  1. debbie

    Umm, Pola Negri had much much more than as this article puts “a mere passing acquaintance” with Mr. Valentino. Umm, i don't understand why this article plays down their much written about romantic and sexual affair. Very strange.

  2. Dave

    What's up with the discovered Pola film — I haven't heard any more about it. Does anyone even know the title?

  3. Tony Villecco

    This is so incredible: When might the public get a chance to see this? I am writing a bio on Negri: This gives me hope more silent films may hopefully exists somewhere. Where was this discovered? In a vault? Museum?

  4. seneca

    I wish they would lose a number of films made today. They could start with the Apatow comedies.

  5. titta

    I wish they would find some lost Theda Bara film. Cleopatra, for instance.
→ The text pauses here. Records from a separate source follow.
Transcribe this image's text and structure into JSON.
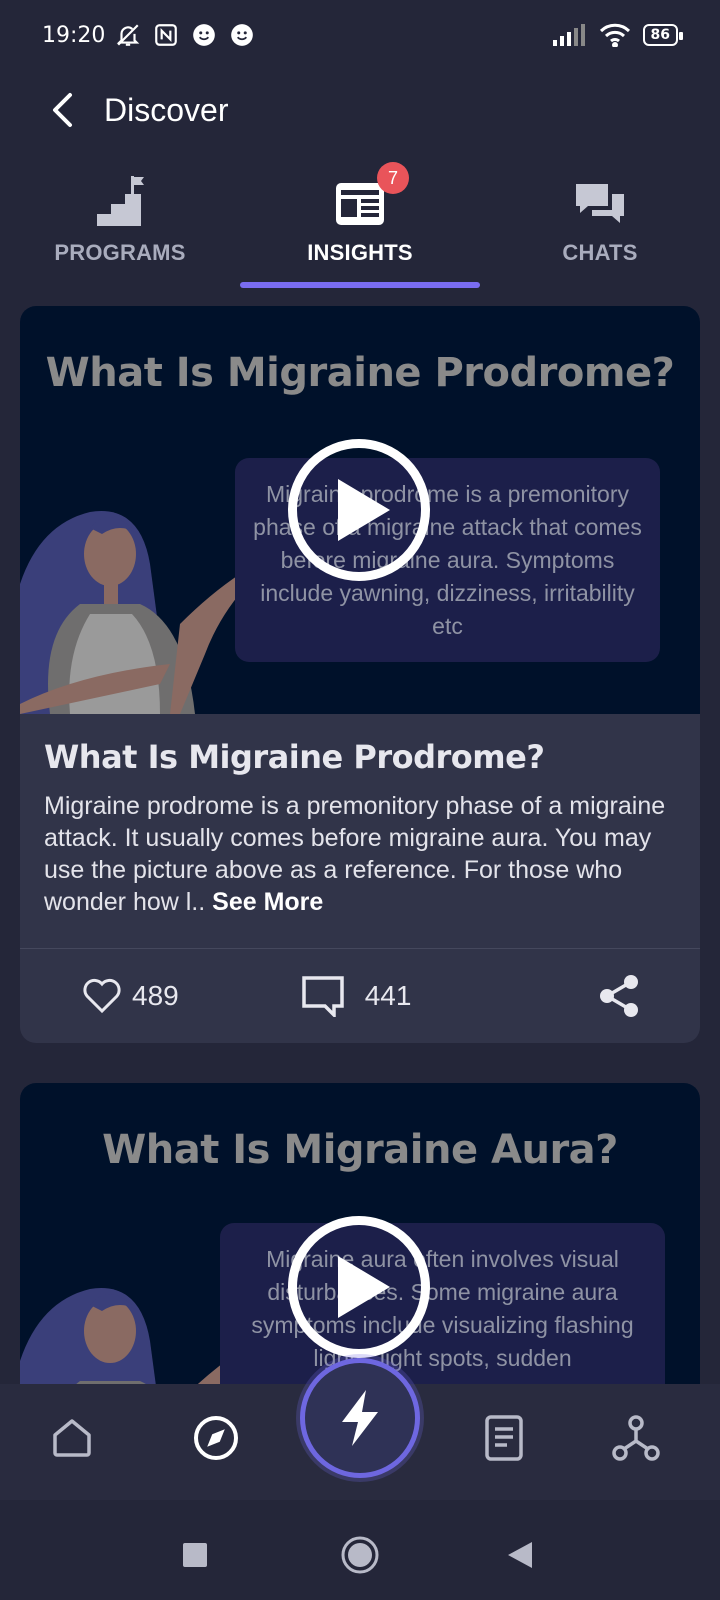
{
  "status_bar": {
    "time": "19:20",
    "battery": "86",
    "icons_left": [
      "bell-off-icon",
      "nfc-icon",
      "smiley-icon",
      "smiley-icon"
    ],
    "icons_right": [
      "signal-icon",
      "wifi-icon",
      "battery-icon"
    ]
  },
  "header": {
    "title": "Discover",
    "back_icon": "chevron-left-icon"
  },
  "tabs": [
    {
      "label": "PROGRAMS",
      "icon": "stairs-flag-icon",
      "active": false
    },
    {
      "label": "INSIGHTS",
      "icon": "newspaper-icon",
      "active": true,
      "badge": "7"
    },
    {
      "label": "CHATS",
      "icon": "chat-bubbles-icon",
      "active": false
    }
  ],
  "colors": {
    "background": "#242639",
    "card": "#313449",
    "accent": "#7a6cf0",
    "badge": "#e9545a",
    "media_bg": "#00112a"
  },
  "cards": [
    {
      "media_title": "What Is Migraine Prodrome?",
      "media_text": "Migraine prodrome is a premonitory phase of a migraine attack that comes before migraine aura. Symptoms include yawning, dizziness, irritability etc",
      "title": "What Is Migraine Prodrome?",
      "description": "Migraine prodrome is a premonitory phase of a migraine attack. It usually comes before migraine aura. You may use the picture above as a reference. For those who wonder how l.. ",
      "see_more": "See More",
      "likes": "489",
      "comments": "441"
    },
    {
      "media_title": "What Is Migraine Aura?",
      "media_text": "Migraine aura often involves visual disturbances. Some migraine aura symptoms include visualizing flashing lights, light spots, sudden"
    }
  ],
  "bottom_nav": {
    "items": [
      "home-icon",
      "compass-icon",
      "lightning-icon",
      "journal-icon",
      "network-icon"
    ],
    "active": "compass-icon"
  },
  "system_nav": [
    "square-icon",
    "circle-icon",
    "triangle-back-icon"
  ]
}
Now, THAT is something I'd love to see!

  6. Marcus Tucker

    Any lost film found is worth taking a look at. It makes me truly sad that in the 20th century so many people didn't realize how important those early years of film really were.